What is Employment Law


Employees have certain rights to minimum employment conditions under employment legislation in most developed countries. The term ‘employee’ relates to all persons employed for any amount of time i.e. even those employed for only an hour a week.

There is no legal requirement for employers to have knowledge of employment law however lack of knowledge does not exclude them from legal action by employees.  
Employing people is a complex issue, being well informed of your rights, responsibilities and legal obligations as an employer will help to reduce potential future problems.
Employers are required by law to respect and adhere to employment rights set down through legislation for their employees.
Employees are bound by the terms of their (legal) contract and are required work within those terms.

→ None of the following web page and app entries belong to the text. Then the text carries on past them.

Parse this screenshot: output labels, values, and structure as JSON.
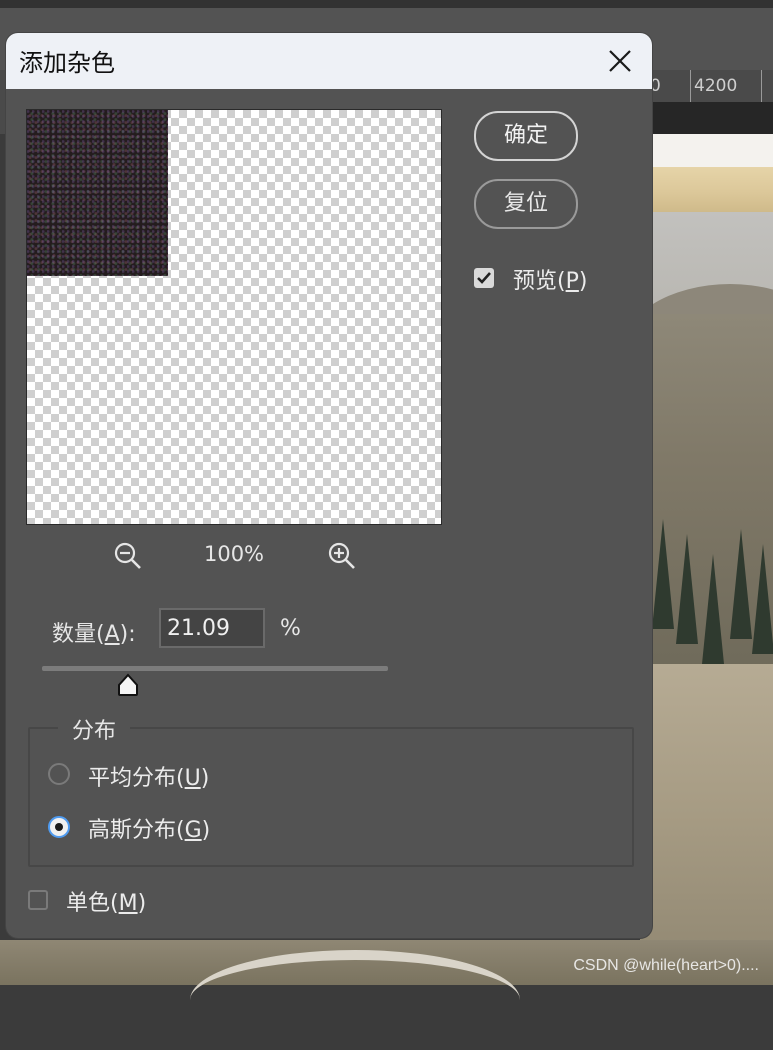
{
  "dialog": {
    "title": "添加杂色",
    "zoom_value": "100%",
    "ok_label": "确定",
    "reset_label": "复位",
    "preview_checkbox": {
      "label_prefix": "预览(",
      "hotkey": "P",
      "label_suffix": ")",
      "checked": true
    },
    "amount": {
      "label_prefix": "数量(",
      "hotkey": "A",
      "label_suffix": "):",
      "value": "21.09",
      "unit": "%",
      "slider_fraction": 0.25
    },
    "distribution": {
      "legend": "分布",
      "options": [
        {
          "label_prefix": "平均分布(",
          "hotkey": "U",
          "label_suffix": ")",
          "selected": false
        },
        {
          "label_prefix": "高斯分布(",
          "hotkey": "G",
          "label_suffix": ")",
          "selected": true
        }
      ]
    },
    "monochrome_checkbox": {
      "label_prefix": "单色(",
      "hotkey": "M",
      "label_suffix": ")",
      "checked": false
    }
  },
  "background": {
    "ruler_labels": [
      "0",
      "4200"
    ],
    "watermark": "CSDN @while(heart>0)...."
  },
  "icons": {
    "close": "close-icon",
    "zoom_out": "zoom-out-icon",
    "zoom_in": "zoom-in-icon",
    "check": "checkmark-icon",
    "slider_thumb": "slider-thumb-icon"
  },
  "colors": {
    "dialog_bg": "#535353",
    "titlebar_bg": "#eef1f6",
    "radio_selected_ring": "#4f9bf0"
  }
}
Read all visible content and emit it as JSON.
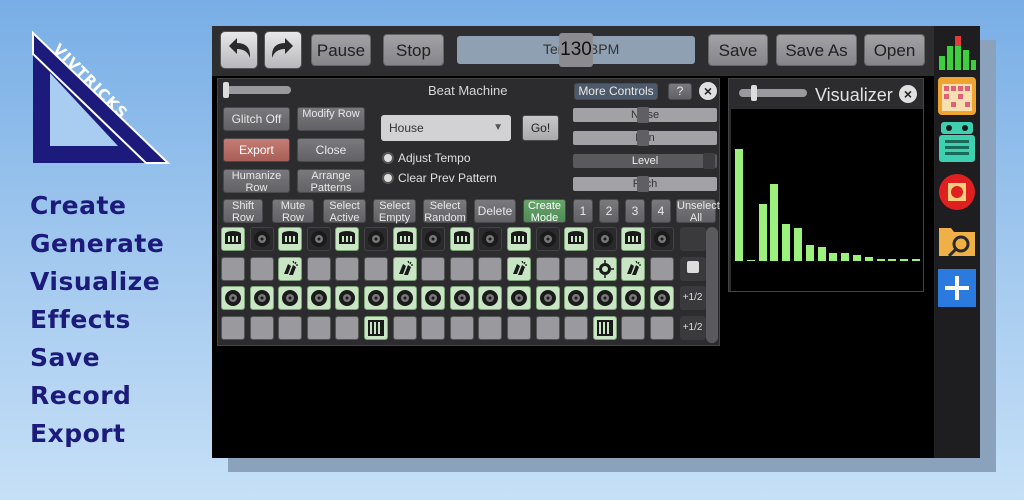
{
  "brand": {
    "logo_text": "VIVTRICKS",
    "accent": "#1c1a7a"
  },
  "features": [
    "Create",
    "Generate",
    "Visualize",
    "Effects",
    "Save",
    "Record",
    "Export"
  ],
  "topbar": {
    "undo_icon": "undo-arrow-icon",
    "redo_icon": "redo-arrow-icon",
    "pause": "Pause",
    "stop": "Stop",
    "tempo_label": "Tempo BPM",
    "tempo_value": "130",
    "save": "Save",
    "save_as": "Save As",
    "open": "Open"
  },
  "beat_machine": {
    "title": "Beat Machine",
    "more_controls": "More Controls",
    "help": "?",
    "close": "×",
    "buttons": {
      "glitch_off": "Glitch Off",
      "modify_row": "Modify Row",
      "export": "Export",
      "close": "Close",
      "humanize_row": "Humanize Row",
      "arrange_patterns": "Arrange Patterns",
      "go": "Go!"
    },
    "genre_select": "House",
    "adjust_tempo": "Adjust Tempo",
    "clear_prev_pattern": "Clear Prev Pattern",
    "sliders": [
      "Noise",
      "Pan",
      "Level",
      "Pitch"
    ],
    "actions": [
      "Shift Row",
      "Mute Row",
      "Select Active",
      "Select Empty",
      "Select Random",
      "Delete",
      "Create Mode",
      "1",
      "2",
      "3",
      "4",
      "Unselect All"
    ],
    "row_buttons": [
      "",
      "",
      "+1/2",
      "+1/2"
    ],
    "rows": [
      [
        "drum",
        "vinyl",
        "drum",
        "vinyl",
        "drum",
        "vinyl",
        "drum",
        "vinyl",
        "drum",
        "vinyl",
        "drum",
        "vinyl",
        "drum",
        "vinyl",
        "drum",
        "vinyl"
      ],
      [
        "off",
        "off",
        "clap",
        "off",
        "off",
        "off",
        "clap",
        "off",
        "off",
        "off",
        "clap",
        "off",
        "off",
        "tom",
        "clap",
        "off"
      ],
      [
        "vinyl",
        "vinyl",
        "vinyl",
        "vinyl",
        "vinyl",
        "vinyl",
        "vinyl",
        "vinyl",
        "vinyl",
        "vinyl",
        "vinyl",
        "vinyl",
        "vinyl",
        "vinyl",
        "vinyl",
        "vinyl"
      ],
      [
        "off",
        "off",
        "off",
        "off",
        "off",
        "piano",
        "off",
        "off",
        "off",
        "off",
        "off",
        "off",
        "off",
        "piano",
        "off",
        "off"
      ]
    ]
  },
  "visualizer": {
    "title": "Visualizer",
    "close": "×",
    "levels": [
      0.55,
      0,
      0.28,
      0.38,
      0.18,
      0.16,
      0.08,
      0.07,
      0.04,
      0.04,
      0.03,
      0.02,
      0.01,
      0.01,
      0.01,
      0.01
    ],
    "bar_color": "#9cf07c"
  },
  "side_apps": [
    "equalizer-app-icon",
    "drum-pad-app-icon",
    "robot-app-icon",
    "record-app-icon",
    "folder-search-app-icon",
    "add-app-icon"
  ]
}
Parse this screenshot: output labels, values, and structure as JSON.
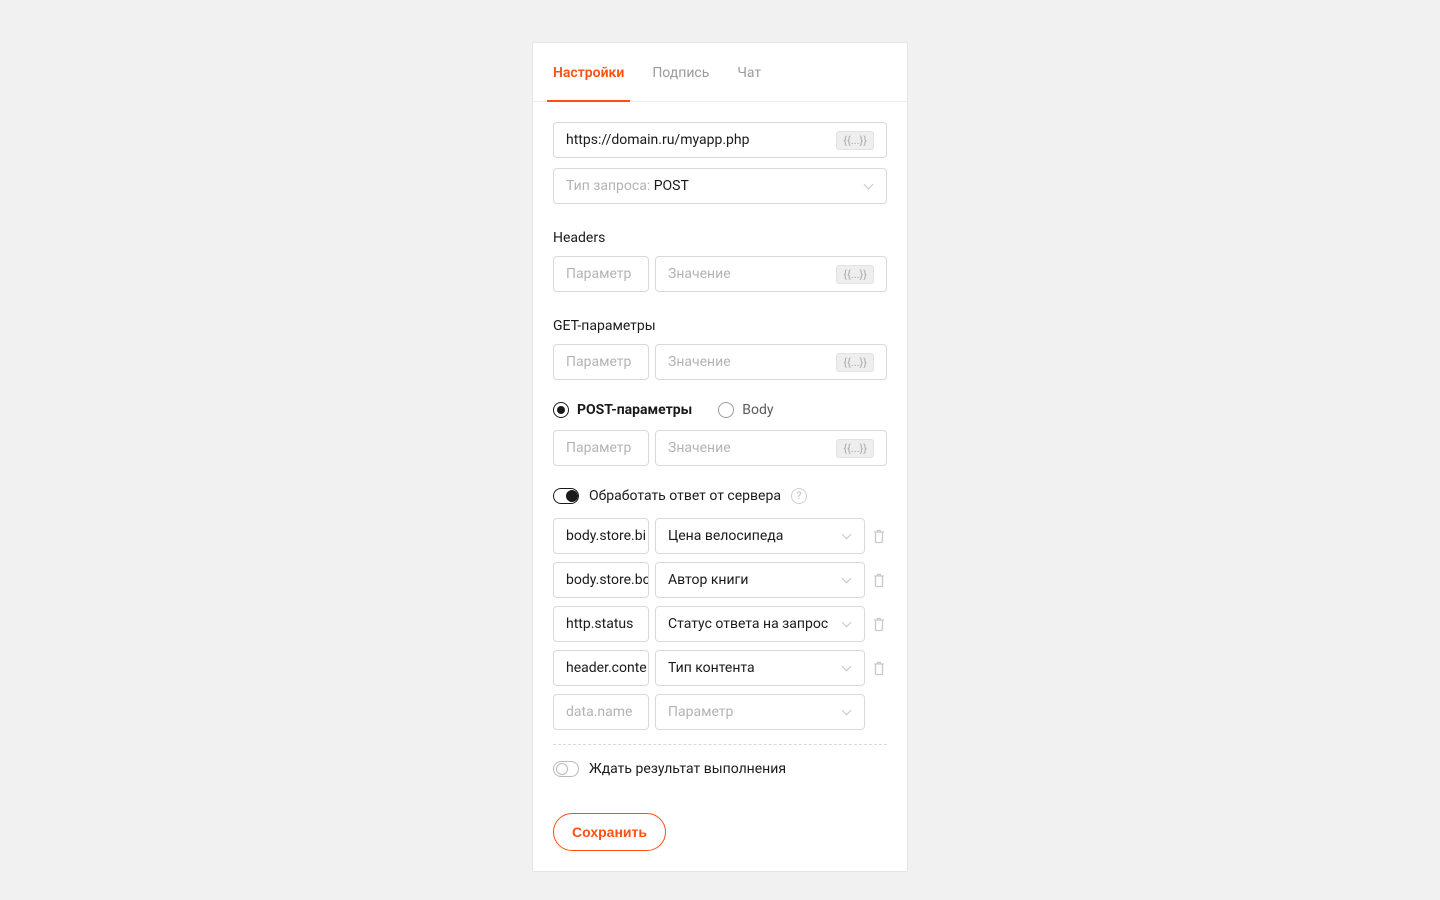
{
  "tabs": {
    "settings": "Настройки",
    "signature": "Подпись",
    "chat": "Чат"
  },
  "url": {
    "value": "https://domain.ru/myapp.php",
    "chip": "{{...}}"
  },
  "requestType": {
    "prefix": "Тип запроса: ",
    "value": "POST"
  },
  "headers": {
    "label": "Headers",
    "paramPlaceholder": "Параметр",
    "valuePlaceholder": "Значение",
    "chip": "{{...}}"
  },
  "getParams": {
    "label": "GET-параметры",
    "paramPlaceholder": "Параметр",
    "valuePlaceholder": "Значение",
    "chip": "{{...}}"
  },
  "bodyMode": {
    "postParams": "POST-параметры",
    "body": "Body",
    "selected": "postParams"
  },
  "postParams": {
    "paramPlaceholder": "Параметр",
    "valuePlaceholder": "Значение",
    "chip": "{{...}}"
  },
  "processResponse": {
    "label": "Обработать ответ от сервера",
    "on": true,
    "rows": [
      {
        "path": "body.store.bi",
        "target": "Цена велосипеда"
      },
      {
        "path": "body.store.bo",
        "target": "Автор книги"
      },
      {
        "path": "http.status",
        "target": "Статус ответа на запрос"
      },
      {
        "path": "header.conte",
        "target": "Тип контента"
      }
    ],
    "emptyRow": {
      "pathPlaceholder": "data.name",
      "targetPlaceholder": "Параметр"
    }
  },
  "waitResult": {
    "label": "Ждать результат выполнения",
    "on": false
  },
  "save": "Сохранить"
}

Employment law usually covers the following:

  • Terms of an employment contract.
  • Maternity and paternity leave rights.
  • Redundancy.
  • Unfair dismissal.
  • Wrongful dismissal (also sometimes called unlawful dismissal).
  • Minimum wages.
  • Working hours.
  • Annual leave; sick leave; long service leave; pension funds/superannuation.
  • Working conditions – rest breaks; health and safety.
  • Bullying and harassment.
  • Discrimination


Employee’s rights will vary from country to country following is an example of the UK model:

  • Written details of the terms of employment (including their job description) should be given to an employee within eight weeks of commencement.
  • Employees are entitled to special leave under certain circumstances e.g. maternity, paternity, funerals etc.  
  • Continued employment if the business changes ownership.
  • Freedom to join a trade union and take part in its activities.
  • Dismissal requires a set period of notice i.e. from one month to a year of employment = one week mandatory notice period. For more than one year – one week notice for every year completed service to a maximum of twelve weeks. Employees must also give the required amount of notice when leaving their employment.  
  • Reasons for dismissal must be clear and in writing.
  • Unfair dismissal claims may be brought forward after two years of service.
  • Unlawful dismissal claims (i.e. relating to gender, race, sexual orientation etc.) may be made after termination irrelevant of length of service.
  • Redundancy payments should be made if employment is terminated after two years of service.
  • Employees should receive a detailed pay statement at or before their pay dates.

Although all of this varies from country to country, so you need to find out what is relevant to your region (sometimes laws vary from state to state within a country too. Occasionally there are exemptions to certain rules which may apply to you.  They can be very helpful in some situations. For example the size of your business my exempt you from having to comply with some regulations in some countries.  So ensure you are aware of any exemptions that apply.

Empoyment Regulations are in place for good reasons - they protect your employees and also you and your business.

In many countries you as an employer have a ‘duty of care’ towards your employees. For example: there may be legal guidelines in your country restricting how many hours a person is allowed to work in any given week, say (for arguments sake) that is 40 hours maximum.  A member of your staff tells you they need the overtime and works regularly 60 hours a week for two years. At the end of that time, they go on sick leave for stress and you end up paying them sick pay, at the same time you also have to employ someone else to do their job. Then they claim damages against you for work-related stress, saying you forced them to work 60 hours a week. You cannot prove otherwise and you may end up paying damages. In many cases you should have insurance to cover such events but then your insurance company may put up your premiums later. Damages paid to employees are often quite substantial amounts. So in the best interests of you, your business and your employees – stick to the rules!